I gather the members of the FEI eventing committee were far from unanimous in their support of the WEG change and there is widespread opposition among riders — I was competing in Australia when the news came in and the reaction there was much the same as in Europe.
The principal argument for the downgrade is that WEG acts as an Olympic qualifier so cannot be at a higher level, but surely there can be other means of qualifying for the Games? I hope this change is not a fait accompli and can be resolved.
It’s always interesting to get out competing again — the first events tell you where you are with your horses after a winter of training.
Tweseldown was my first run and there was universal praise for the huge improvements there. Organiser Rachael Faulkner and her team have done a fantastic job. Those who start a new event have a blank canvas to work on, but when you take over a long-standing fixture, it’s difficult to change people’s perceptions. Event riders have been going to Tweseldown since the beginning of time, but it felt like a new place last week.
Huge amounts of trees and undergrowth have been cleared on the cross-country course over the past decade or so, which is a positive, but it did leave the area looking rather like the surface of the moon. Now there is some grass cover and the tracks were all flowing.
The intention is to use these courses on the higher, drier ground at the start and end of the season and to use the other track on the lower ground at the summer fixtures, to avoid returning to the dust paths of old.
Back to basics
I absolutely agree with Mark Phillips that safety comes down to rider responsibility. It’s our job to deal with the problems we’re set on the cross-country and to ride appropriately — position and instinct are key.
We also have to know when not to compete a horse at a certain level. Qualifications are not a guideline indicating when to move up a class and achieving them is not a green light to progress.
New team coach Chris Bartle recently held a workshop with British riders, at which he talked about his approach to cross-country. They were the same principles on which I was brought up working with my father — position, point of balance, bridging reins, control of the shoulder, changing gear without affecting speed, riding the optimum line and the importance of where the rider is looking.
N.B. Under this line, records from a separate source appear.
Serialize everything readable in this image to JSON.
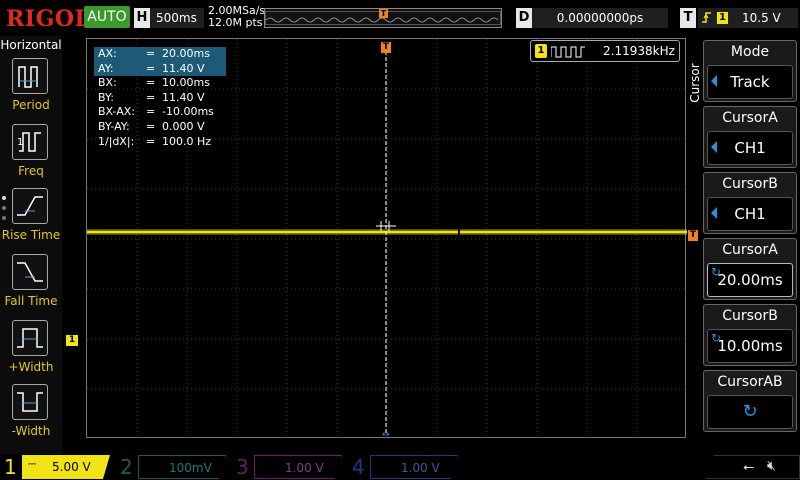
{
  "brand": {
    "logo": "RIGOL",
    "run_mode": "AUTO"
  },
  "timebase": {
    "key": "H",
    "scale": "500ms",
    "sample_rate": "2.00MSa/s",
    "memory_depth": "12.0M pts"
  },
  "delay": {
    "key": "D",
    "value": "0.00000000ps"
  },
  "trigger": {
    "key": "T",
    "source": "1",
    "level": "10.5 V",
    "marker": "T"
  },
  "left_menu": {
    "title": "Horizontal",
    "items": [
      {
        "label": "Period",
        "icon": "period-icon"
      },
      {
        "label": "Freq",
        "icon": "freq-icon"
      },
      {
        "label": "Rise Time",
        "icon": "rise-time-icon"
      },
      {
        "label": "Fall Time",
        "icon": "fall-time-icon"
      },
      {
        "label": "+Width",
        "icon": "pos-width-icon"
      },
      {
        "label": "-Width",
        "icon": "neg-width-icon"
      }
    ]
  },
  "cursor_readout": [
    {
      "key": "AX:",
      "eq": "=",
      "value": "20.00ms"
    },
    {
      "key": "AY:",
      "eq": "=",
      "value": "11.40 V"
    },
    {
      "key": "BX:",
      "eq": "=",
      "value": "10.00ms"
    },
    {
      "key": "BY:",
      "eq": "=",
      "value": "11.40 V"
    },
    {
      "key": "BX-AX:",
      "eq": "=",
      "value": "-10.00ms"
    },
    {
      "key": "BY-AY:",
      "eq": "=",
      "value": "0.000 V"
    },
    {
      "key": "1/|dX|:",
      "eq": "=",
      "value": "100.0 Hz"
    }
  ],
  "freq_counter": {
    "channel": "1",
    "value": "2.11938kHz"
  },
  "channel1_marker": "1",
  "right_menu": {
    "tab_label": "Cursor",
    "items": [
      {
        "header": "Mode",
        "value": "Track"
      },
      {
        "header": "CursorA",
        "value": "CH1"
      },
      {
        "header": "CursorB",
        "value": "CH1"
      },
      {
        "header": "CursorA",
        "value": "20.00ms"
      },
      {
        "header": "CursorB",
        "value": "10.00ms"
      },
      {
        "header": "CursorAB",
        "value": ""
      }
    ]
  },
  "channels": [
    {
      "num": "1",
      "scale": "5.00 V",
      "color": "#f2e414",
      "active": true
    },
    {
      "num": "2",
      "scale": "100mV",
      "color": "#1ec8c8",
      "active": false
    },
    {
      "num": "3",
      "scale": "1.00 V",
      "color": "#d23cd2",
      "active": false
    },
    {
      "num": "4",
      "scale": "1.00 V",
      "color": "#2e6ed6",
      "active": false
    }
  ],
  "status_icons": [
    "usb-icon",
    "speaker-muted-icon"
  ],
  "colors": {
    "trace": "#f2e414",
    "trigger": "#f08020",
    "accent": "#2e8fd6",
    "logo": "#e0281c",
    "auto": "#3c9a2c"
  }
}
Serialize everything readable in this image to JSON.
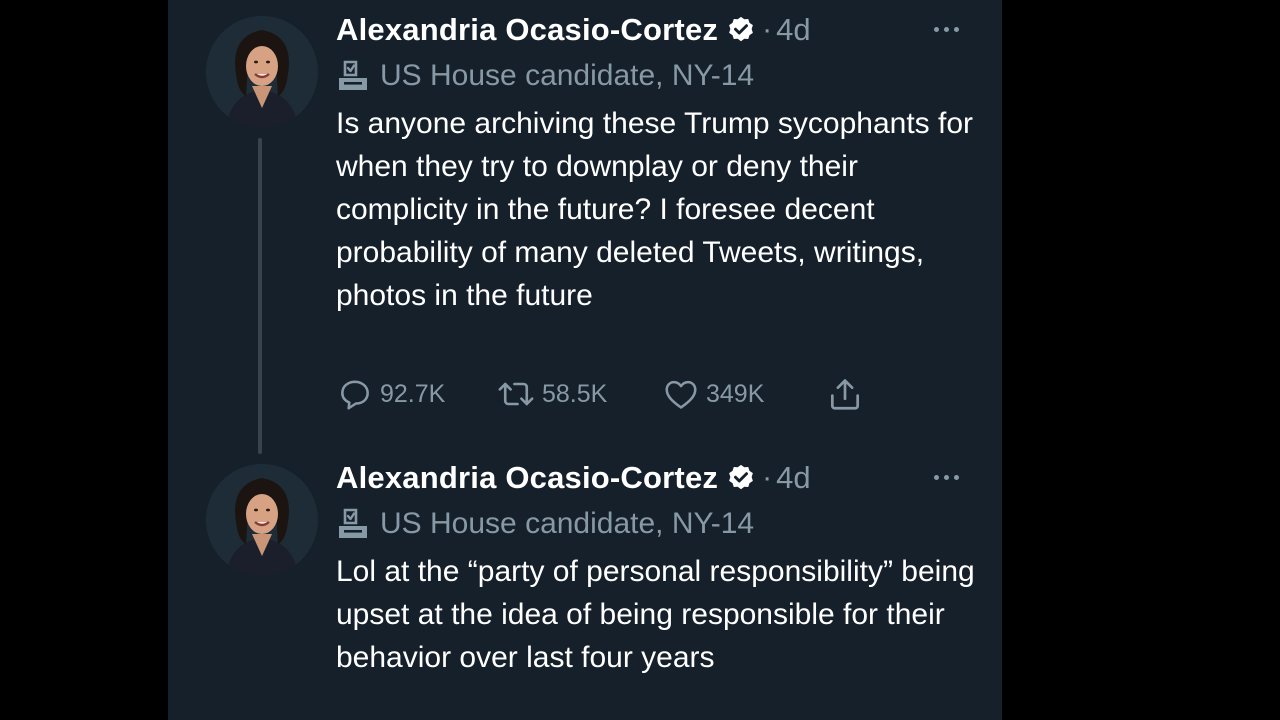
{
  "tweets": [
    {
      "author": {
        "display_name": "Alexandria Ocasio-Cortez",
        "verified": true,
        "label": "US House candidate, NY-14"
      },
      "time_separator": "·",
      "timestamp": "4d",
      "text": "Is anyone archiving these Trump sycophants for when they try to downplay or deny their complicity in the future? I foresee decent probability of many deleted Tweets, writings, photos in the future",
      "actions": {
        "reply_count": "92.7K",
        "retweet_count": "58.5K",
        "like_count": "349K"
      }
    },
    {
      "author": {
        "display_name": "Alexandria Ocasio-Cortez",
        "verified": true,
        "label": "US House candidate, NY-14"
      },
      "time_separator": "·",
      "timestamp": "4d",
      "text": "Lol at the “party of personal responsibility” being upset at the idea of being responsible for their behavior over last four years"
    }
  ],
  "icons": {
    "verified": "verified-badge-icon",
    "label": "ballot-box-icon",
    "more": "more-horizontal-icon",
    "reply": "reply-icon",
    "retweet": "retweet-icon",
    "like": "heart-icon",
    "share": "share-icon"
  },
  "colors": {
    "background": "#15202b",
    "outer_background": "#000000",
    "primary_text": "#ffffff",
    "secondary_text": "#8899a6",
    "thread_line": "#38444d"
  }
}
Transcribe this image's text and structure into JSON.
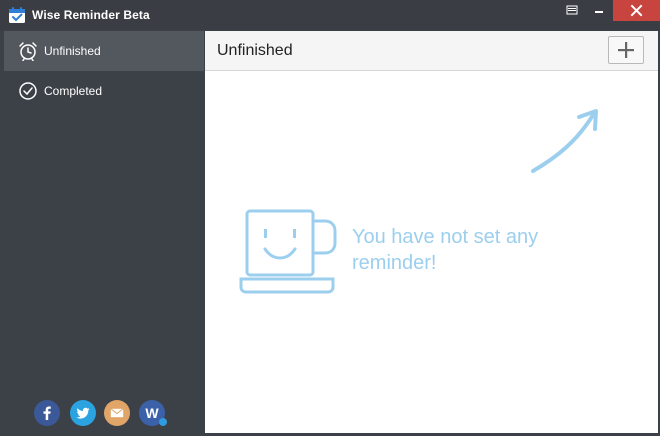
{
  "window": {
    "title": "Wise Reminder Beta",
    "app_icon": "calendar-check-icon",
    "controls": [
      "menu-icon",
      "minimize-icon",
      "close-icon"
    ]
  },
  "sidebar": {
    "items": [
      {
        "label": "Unfinished",
        "icon": "alarm-clock-icon",
        "active": true
      },
      {
        "label": "Completed",
        "icon": "check-circle-icon",
        "active": false
      }
    ],
    "social": [
      {
        "name": "facebook",
        "color": "#3b5998"
      },
      {
        "name": "twitter",
        "color": "#2aa3e0"
      },
      {
        "name": "email",
        "color": "#e0a567"
      },
      {
        "name": "wisecleaner",
        "color": "#3b62a8"
      }
    ]
  },
  "main": {
    "title": "Unfinished",
    "add_button_icon": "plus-icon",
    "empty_message": "You have not set any reminder!",
    "empty_icon": "smiling-cup-icon",
    "hint_icon": "arrow-up-right-icon"
  },
  "colors": {
    "sidebar_bg": "#3c4047",
    "active_item_bg": "#53575e",
    "close_button": "#c8453f",
    "empty_text": "#9ccfee"
  }
}
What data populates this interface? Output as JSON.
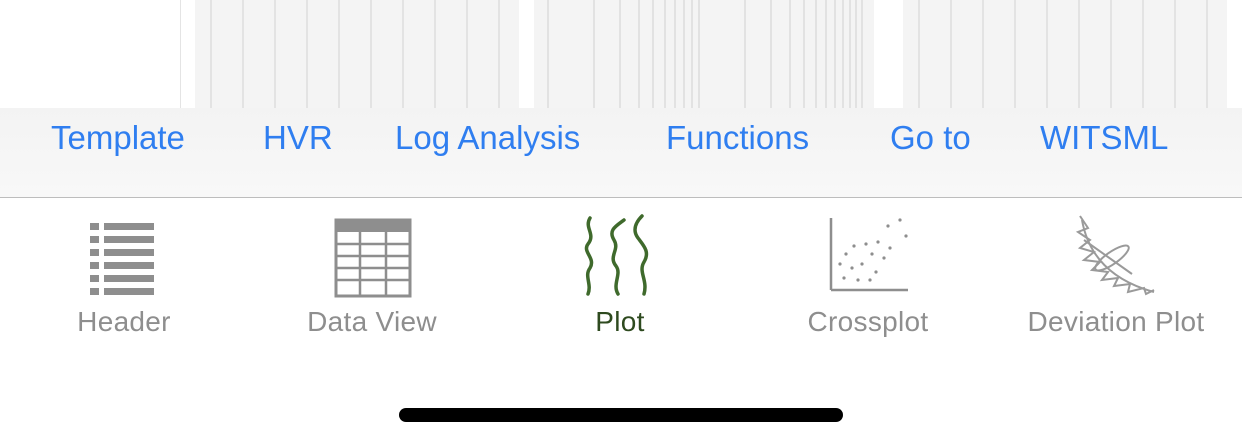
{
  "toolbar": {
    "items": [
      {
        "label": "Template"
      },
      {
        "label": "HVR"
      },
      {
        "label": "Log Analysis"
      },
      {
        "label": "Functions"
      },
      {
        "label": "Go to"
      },
      {
        "label": "WITSML"
      }
    ]
  },
  "tabs": [
    {
      "label": "Header",
      "icon": "list-icon",
      "active": false
    },
    {
      "label": "Data View",
      "icon": "table-grid-icon",
      "active": false
    },
    {
      "label": "Plot",
      "icon": "log-curves-icon",
      "active": true
    },
    {
      "label": "Crossplot",
      "icon": "scatter-plot-icon",
      "active": false
    },
    {
      "label": "Deviation Plot",
      "icon": "deviation-curve-icon",
      "active": false
    }
  ],
  "colors": {
    "accent": "#2f7ef0",
    "tab_inactive": "#8e8e8e",
    "tab_active": "#2e4a1f",
    "plot_icon_green": "#3f6a2c"
  }
}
Although it was back to basics, the advice felt spot-on.
Ref: Horse & Hound; 16 March 2017